# [WHAT YOU HAVE TO DO]
Report how many lines in the data below hold "required", with no other words.

[Items listed in a dataset]

============================================================

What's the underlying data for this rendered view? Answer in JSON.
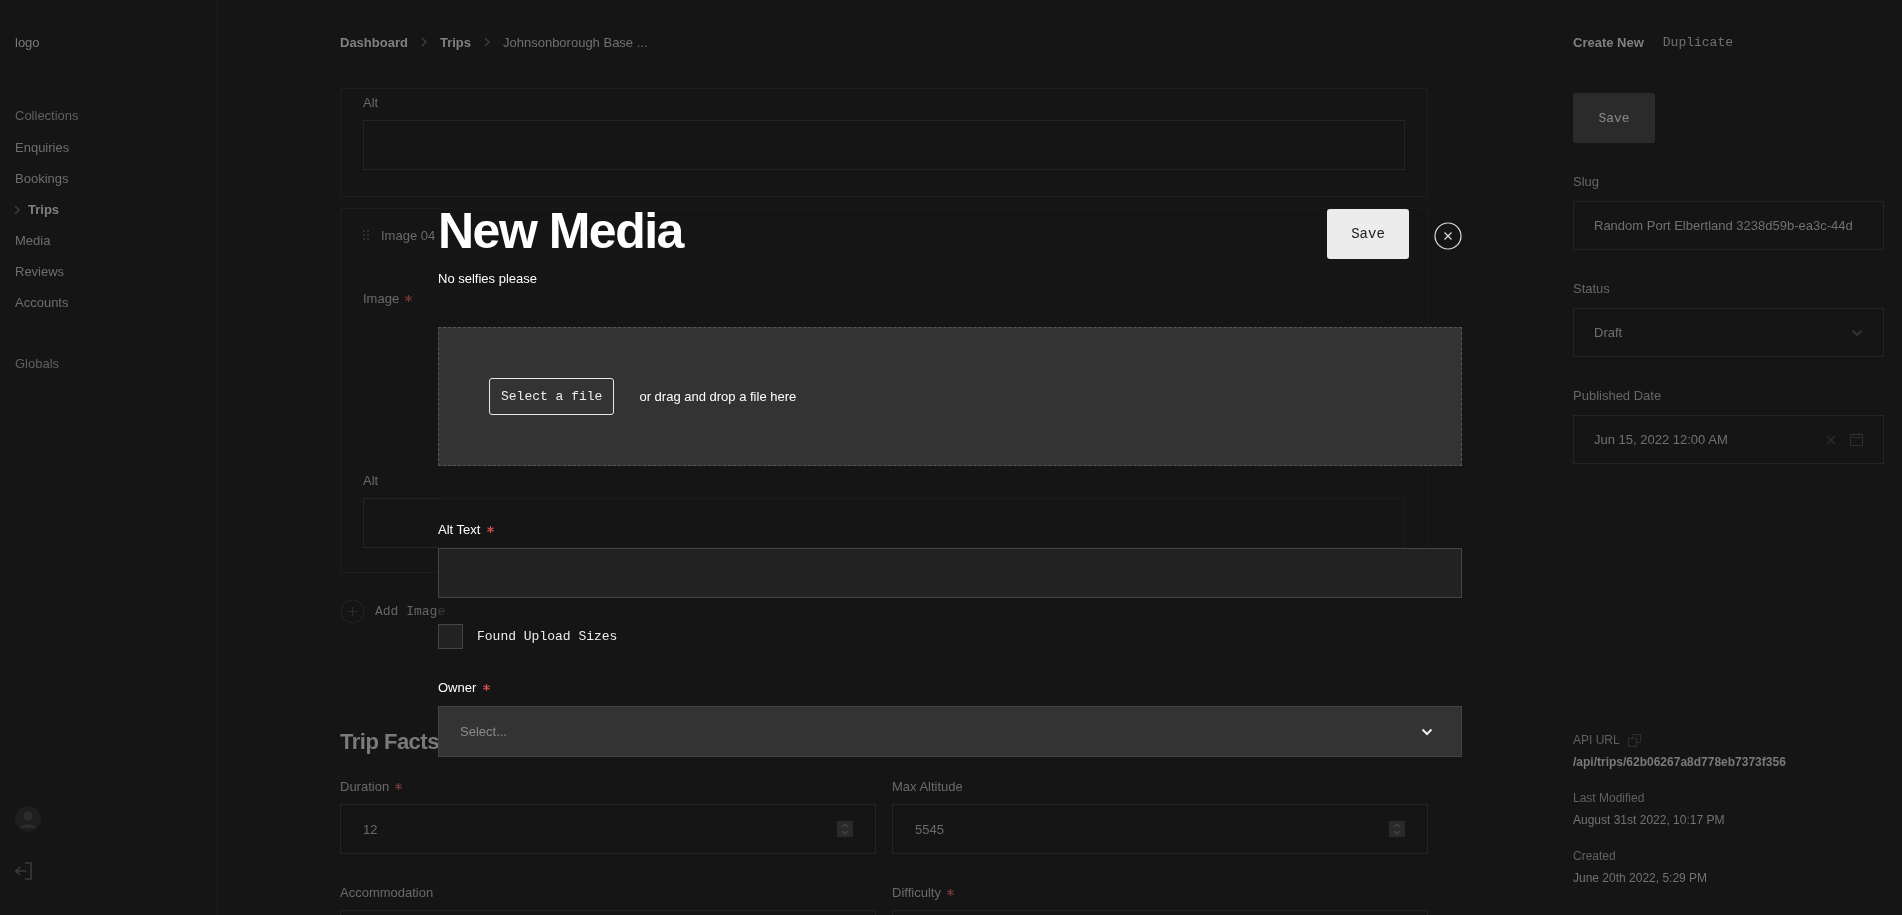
{
  "sidebar": {
    "logo": "logo",
    "sections": [
      {
        "title": "Collections",
        "items": [
          {
            "label": "Enquiries",
            "selected": false
          },
          {
            "label": "Bookings",
            "selected": false
          },
          {
            "label": "Trips",
            "selected": true
          },
          {
            "label": "Media",
            "selected": false
          },
          {
            "label": "Reviews",
            "selected": false
          },
          {
            "label": "Accounts",
            "selected": false
          }
        ]
      },
      {
        "title": "Globals"
      }
    ]
  },
  "breadcrumbs": [
    "Dashboard",
    "Trips",
    "Johnsonborough Base ..."
  ],
  "blocks": [
    {
      "fields": [
        {
          "label": "Alt",
          "required": false
        }
      ]
    },
    {
      "title": "Image 04",
      "fields": [
        {
          "label": "Image",
          "required": true,
          "kind": "upload"
        },
        {
          "label": "Alt",
          "required": false
        }
      ]
    }
  ],
  "add_button": "Add Image",
  "section_title": "Trip Facts",
  "fields": [
    {
      "label": "Duration",
      "required": true,
      "value": "12",
      "kind": "number"
    },
    {
      "label": "Max Altitude",
      "required": false,
      "value": "5545",
      "kind": "number"
    },
    {
      "label": "Accommodation",
      "required": false
    },
    {
      "label": "Difficulty",
      "required": true
    }
  ],
  "right_panel": {
    "create_new": "Create New",
    "duplicate": "Duplicate",
    "save": "Save",
    "fields": [
      {
        "label": "Slug",
        "value": "Random Port Elbertland 3238d59b-ea3c-44d",
        "kind": "text"
      },
      {
        "label": "Status",
        "value": "Draft",
        "kind": "select"
      },
      {
        "label": "Published Date",
        "value": "Jun 15, 2022 12:00 AM",
        "kind": "date"
      }
    ],
    "meta": [
      {
        "label": "API URL",
        "value": "/api/trips/62b06267a8d778eb7373f356",
        "kind": "link"
      },
      {
        "label": "Last Modified",
        "value": "August 31st 2022, 10:17 PM",
        "kind": "text"
      },
      {
        "label": "Created",
        "value": "June 20th 2022, 5:29 PM",
        "kind": "text"
      }
    ]
  },
  "modal": {
    "title": "New Media",
    "description": "No selfies please",
    "save": "Save",
    "upload": {
      "button": "Select a file",
      "hint": "or drag and drop a file here"
    },
    "fields": [
      {
        "kind": "text",
        "label": "Alt Text",
        "required": true
      },
      {
        "kind": "checkbox",
        "label": "Found Upload Sizes",
        "checked": false
      },
      {
        "kind": "select",
        "label": "Owner",
        "required": true,
        "placeholder": "Select..."
      }
    ]
  }
}
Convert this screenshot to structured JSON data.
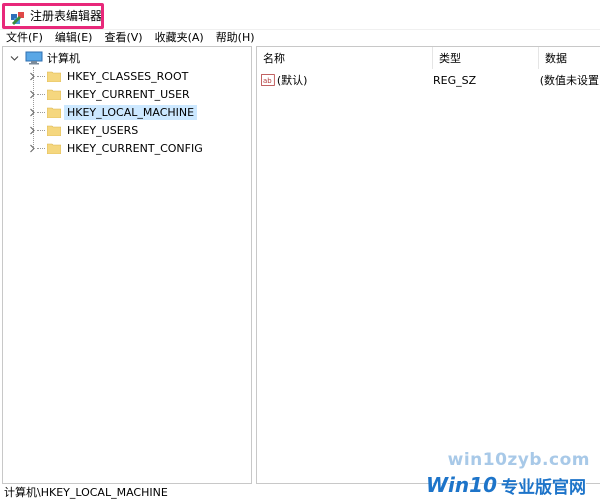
{
  "window": {
    "title": "注册表编辑器",
    "icon": "registry-editor-icon"
  },
  "menu": {
    "items": [
      {
        "label": "文件(F)"
      },
      {
        "label": "编辑(E)"
      },
      {
        "label": "查看(V)"
      },
      {
        "label": "收藏夹(A)"
      },
      {
        "label": "帮助(H)"
      }
    ]
  },
  "tree": {
    "root": {
      "label": "计算机",
      "icon": "computer-icon",
      "expanded": true
    },
    "items": [
      {
        "label": "HKEY_CLASSES_ROOT",
        "selected": false
      },
      {
        "label": "HKEY_CURRENT_USER",
        "selected": false
      },
      {
        "label": "HKEY_LOCAL_MACHINE",
        "selected": true
      },
      {
        "label": "HKEY_USERS",
        "selected": false
      },
      {
        "label": "HKEY_CURRENT_CONFIG",
        "selected": false
      }
    ]
  },
  "values": {
    "columns": [
      {
        "label": "名称"
      },
      {
        "label": "类型"
      },
      {
        "label": "数据"
      }
    ],
    "rows": [
      {
        "name": "(默认)",
        "type": "REG_SZ",
        "data": "(数值未设置)",
        "icon": "string-value-icon"
      }
    ]
  },
  "status": {
    "path": "计算机\\HKEY_LOCAL_MACHINE"
  },
  "watermark": {
    "url": "win10zyb.com",
    "brand": "Win10",
    "brand_cn": "专业版官网"
  },
  "colors": {
    "title_highlight": "#e8287a",
    "selection": "#cce8ff",
    "folder": "#f5d77f"
  }
}
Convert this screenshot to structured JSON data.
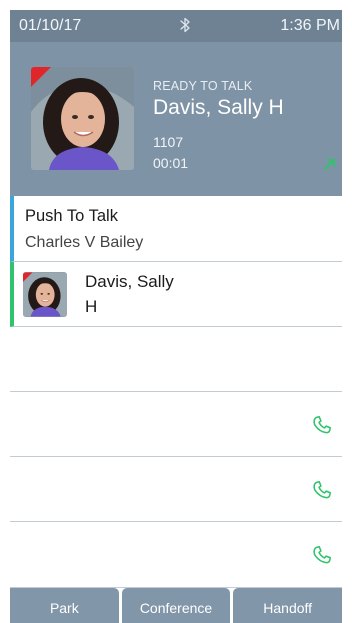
{
  "status_bar": {
    "date": "01/10/17",
    "time": "1:36 PM",
    "icon": "bluetooth-icon"
  },
  "call": {
    "status": "READY TO TALK",
    "name": "Davis, Sally H",
    "extension": "1107",
    "timer": "00:01",
    "direction_icon": "outgoing-arrow-icon"
  },
  "list": {
    "ptt": {
      "title": "Push To Talk",
      "subtitle": "Charles V Bailey"
    },
    "contact": {
      "name": "Davis, Sally H"
    },
    "empty_rows": [
      {
        "icon": "phone-icon"
      },
      {
        "icon": "phone-icon"
      },
      {
        "icon": "phone-icon"
      },
      {
        "icon": "phone-icon"
      }
    ]
  },
  "softkeys": [
    {
      "label": "Park"
    },
    {
      "label": "Conference"
    },
    {
      "label": "Handoff"
    }
  ],
  "colors": {
    "header": "#7f93a6",
    "status_bar": "#6e8294",
    "ptt_accent": "#3aa6dc",
    "contact_accent": "#2fc36b",
    "phone_green": "#2fc36b",
    "softkey": "#8196a9"
  }
}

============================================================

# [YOUR SOLUTION]
9